#### What this task involves:
Write each entry out once more, please, precisely as shown.

(Interface dataset entries)

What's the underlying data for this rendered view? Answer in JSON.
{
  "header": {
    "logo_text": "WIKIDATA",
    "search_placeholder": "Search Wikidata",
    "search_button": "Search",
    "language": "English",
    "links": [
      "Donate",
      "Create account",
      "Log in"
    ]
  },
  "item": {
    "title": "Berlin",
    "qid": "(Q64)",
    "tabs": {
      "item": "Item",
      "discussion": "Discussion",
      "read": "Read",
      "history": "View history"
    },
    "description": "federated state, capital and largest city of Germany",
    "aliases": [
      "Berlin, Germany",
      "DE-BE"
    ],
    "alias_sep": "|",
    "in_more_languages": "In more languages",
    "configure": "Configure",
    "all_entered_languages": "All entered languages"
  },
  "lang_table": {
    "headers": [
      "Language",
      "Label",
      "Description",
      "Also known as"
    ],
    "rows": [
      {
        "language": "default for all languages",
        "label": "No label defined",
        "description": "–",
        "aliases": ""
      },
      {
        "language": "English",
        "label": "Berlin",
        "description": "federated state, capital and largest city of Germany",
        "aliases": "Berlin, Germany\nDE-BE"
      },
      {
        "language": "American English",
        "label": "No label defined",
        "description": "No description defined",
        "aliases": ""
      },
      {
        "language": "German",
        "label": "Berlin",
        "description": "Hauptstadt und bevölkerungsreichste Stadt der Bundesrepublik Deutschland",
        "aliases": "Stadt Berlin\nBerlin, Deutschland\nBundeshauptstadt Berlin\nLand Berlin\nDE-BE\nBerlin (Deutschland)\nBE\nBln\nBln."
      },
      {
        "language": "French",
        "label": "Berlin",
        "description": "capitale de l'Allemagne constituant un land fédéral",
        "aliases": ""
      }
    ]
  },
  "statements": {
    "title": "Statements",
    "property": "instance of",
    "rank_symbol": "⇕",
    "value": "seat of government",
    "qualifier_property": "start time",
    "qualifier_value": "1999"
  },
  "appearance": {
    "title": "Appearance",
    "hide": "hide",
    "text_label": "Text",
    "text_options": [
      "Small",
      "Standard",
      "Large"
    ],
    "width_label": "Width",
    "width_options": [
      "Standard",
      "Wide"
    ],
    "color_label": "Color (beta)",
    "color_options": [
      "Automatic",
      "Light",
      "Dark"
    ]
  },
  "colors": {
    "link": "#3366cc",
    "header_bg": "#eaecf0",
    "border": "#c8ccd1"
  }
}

#### Task output:
What's the underlying data for this rendered view? Answer in JSON.
{
  "header": {
    "logo_text": "WIKIDATA",
    "search_placeholder": "Search Wikidata",
    "search_button": "Search",
    "language": "English",
    "links": [
      "Donate",
      "Create account",
      "Log in"
    ]
  },
  "item": {
    "title": "Berlin",
    "qid": "(Q64)",
    "tabs": {
      "item": "Item",
      "discussion": "Discussion",
      "read": "Read",
      "history": "View history"
    },
    "description": "federated state, capital and largest city of Germany",
    "aliases": [
      "Berlin, Germany",
      "DE-BE"
    ],
    "alias_sep": "|",
    "in_more_languages": "In more languages",
    "configure": "Configure",
    "all_entered_languages": "All entered languages"
  },
  "lang_table": {
    "headers": [
      "Language",
      "Label",
      "Description",
      "Also known as"
    ],
    "rows": [
      {
        "language": "default for all languages",
        "label": "No label defined",
        "description": "–",
        "aliases": ""
      },
      {
        "language": "English",
        "label": "Berlin",
        "description": "federated state, capital and largest city of Germany",
        "aliases": "Berlin, Germany\nDE-BE"
      },
      {
        "language": "American English",
        "label": "No label defined",
        "description": "No description defined",
        "aliases": ""
      },
      {
        "language": "German",
        "label": "Berlin",
        "description": "Hauptstadt und bevölkerungsreichste Stadt der Bundesrepublik Deutschland",
        "aliases": "Stadt Berlin\nBerlin, Deutschland\nBundeshauptstadt Berlin\nLand Berlin\nDE-BE\nBerlin (Deutschland)\nBE\nBln\nBln."
      },
      {
        "language": "French",
        "label": "Berlin",
        "description": "capitale de l'Allemagne constituant un land fédéral",
        "aliases": ""
      }
    ]
  },
  "statements": {
    "title": "Statements",
    "property": "instance of",
    "rank_symbol": "⇕",
    "value": "seat of government",
    "qualifier_property": "start time",
    "qualifier_value": "1999"
  },
  "appearance": {
    "title": "Appearance",
    "hide": "hide",
    "text_label": "Text",
    "text_options": [
      "Small",
      "Standard",
      "Large"
    ],
    "width_label": "Width",
    "width_options": [
      "Standard",
      "Wide"
    ],
    "color_label": "Color (beta)",
    "color_options": [
      "Automatic",
      "Light",
      "Dark"
    ]
  },
  "colors": {
    "link": "#3366cc",
    "header_bg": "#eaecf0",
    "border": "#c8ccd1"
  }
}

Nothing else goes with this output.